This is a discussion with some of the panelists—like the infographic guru Richard Saul Wurman—at the infographic panel of GE’s Why Design Now? Conference.
According to the panelists, we now create more data each year than in the entirety of prior human history. As today’s issues become increasingly more complex and interdependent, we need a new way of understanding and taking action. Data Visualization is a powerful problem-solving tool that helps us approach, interpret, and extract knowledge from the proliferation of public data.
"Science creates revolutions, technology accelerates revolutions, and design is a tool that helps us negotiate those revolutions." - Adam Bly, CEO and founder of Seed Media Group
Phone box transformed into informal book exchange - Springwise
As economic pressures have threatened public libraries with closure from lack of funds, the rise of mobile telecoms has rendered public phone boxes effectively redundant. Making the best of two seemingly unrelated developments, the UK-based PhoneBoox has converted a leftover phone box into an informal book exchange for the community.
The brainchild of British media consultant James Econs, the PhoneBoox in Horsley, Surrey, developed over the course of a single weekend afternoon. After being inspired with the idea, Econs cut and painted wood shelves, then installed them in the phone box. Books were scrounged and placed on the shelves, and a message to visitors was inscribed: “You are welcome to take me… but please make sure to replace me!! enjoy.” The PhoneBoox has been a hit ever since it was installed, Econs writes, and a fresh supply of books continues to flow.
Econs explains: “I guess the point is you don’t have to ‘be’ anything to make things happen. I’m not a designer, I’m not a bookworm and I’m not a carpenter. I just had an idea, and without really caring whether it would be ‘a success’ - more just wanting to see what would happen - I got on with it. … That is exactly what I like so much about it; Socially Beneficial Creative Vandalism. Manifestation to deployment in one lazy Saturday afternoon.”
This is a great idea that could also work with newspaper stands. It would be interesting to incorporate Stickybits or some other way for readers’ to leave a comment, share their story, or start a conversation online.
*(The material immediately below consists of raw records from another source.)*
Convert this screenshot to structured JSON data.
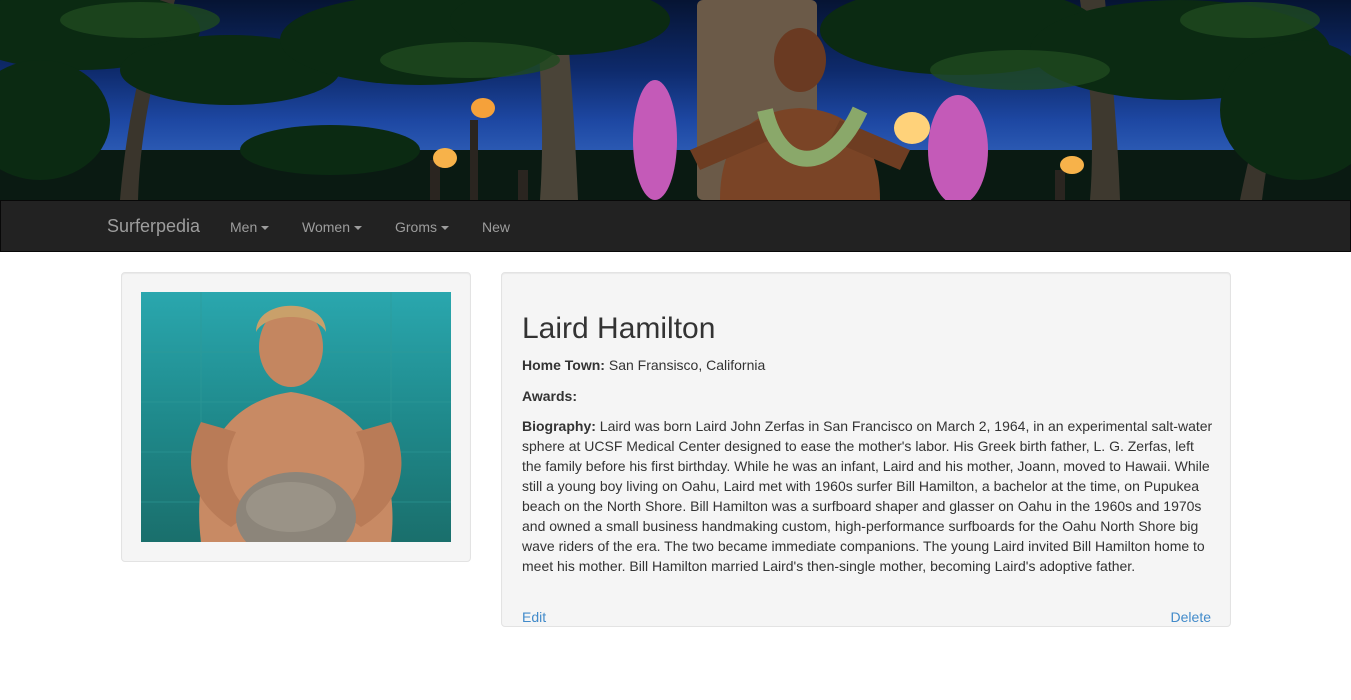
{
  "hero": {
    "image": "surfer-statue-banner"
  },
  "navbar": {
    "brand": "Surferpedia",
    "items": [
      {
        "label": "Men",
        "dropdown": true
      },
      {
        "label": "Women",
        "dropdown": true
      },
      {
        "label": "Groms",
        "dropdown": true
      },
      {
        "label": "New",
        "dropdown": false
      }
    ]
  },
  "profile": {
    "photo": "surfer-portrait",
    "name": "Laird Hamilton",
    "hometown_label": "Home Town:",
    "hometown": "San Fransisco, California",
    "awards_label": "Awards:",
    "awards": "",
    "biography_label": "Biography:",
    "biography": "Laird was born Laird John Zerfas in San Francisco on March 2, 1964, in an experimental salt-water sphere at UCSF Medical Center designed to ease the mother's labor. His Greek birth father, L. G. Zerfas, left the family before his first birthday. While he was an infant, Laird and his mother, Joann, moved to Hawaii. While still a young boy living on Oahu, Laird met with 1960s surfer Bill Hamilton, a bachelor at the time, on Pupukea beach on the North Shore. Bill Hamilton was a surfboard shaper and glasser on Oahu in the 1960s and 1970s and owned a small business handmaking custom, high-performance surfboards for the Oahu North Shore big wave riders of the era. The two became immediate companions. The young Laird invited Bill Hamilton home to meet his mother. Bill Hamilton married Laird's then-single mother, becoming Laird's adoptive father."
  },
  "actions": {
    "edit": "Edit",
    "delete": "Delete"
  },
  "colors": {
    "navbar": "#222222",
    "link": "#428bca",
    "well": "#f5f5f5"
  }
}
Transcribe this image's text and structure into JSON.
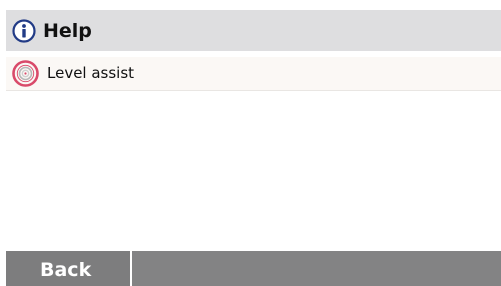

At GOOD, we’re working hard to add value to the world. This started with helping individuals live well and do good. And while we as individuals are a big part of driving progress, institutions are critical players as well. These organizations—businesses, foundations, and NGOs—play critical roles in the ecosystem. We want to work to help all participants do well by doing good.
Thus, the birth of GOOD/Corps—the division of GOOD taking our experience and assets and applying them to our business partners, helping them align strategy with impact, profit with progress. This is an exciting new venture in the evolution of our business. With the rise of the Values Revolution, more people are supporting brands that participate in community and global citizenship, social change for the better, and the shift of mindset from me to we. GOOD/Corps allows us to invest our learnings and mission into far larger organizations, ones that can have impact both critical and valuable.
It’s exciting because it works, and we look forward to adding value where we can.
To learn more about GOOD/Corps, read a profile in the New York Times and visit our website.
Thought-provoking presentation from an agency focused on social “intrapreneurship,” a term that describes the act of applying the start-up style of management (characterized by flexibility, innovation, and risk taking) within a larger, established organization.
Fascinating video that introduces a platform launching soon that will allow users to create, share, and explore visualizations (aka infographics) and explains the need for the growing medium in the ‘Age of Big Data.’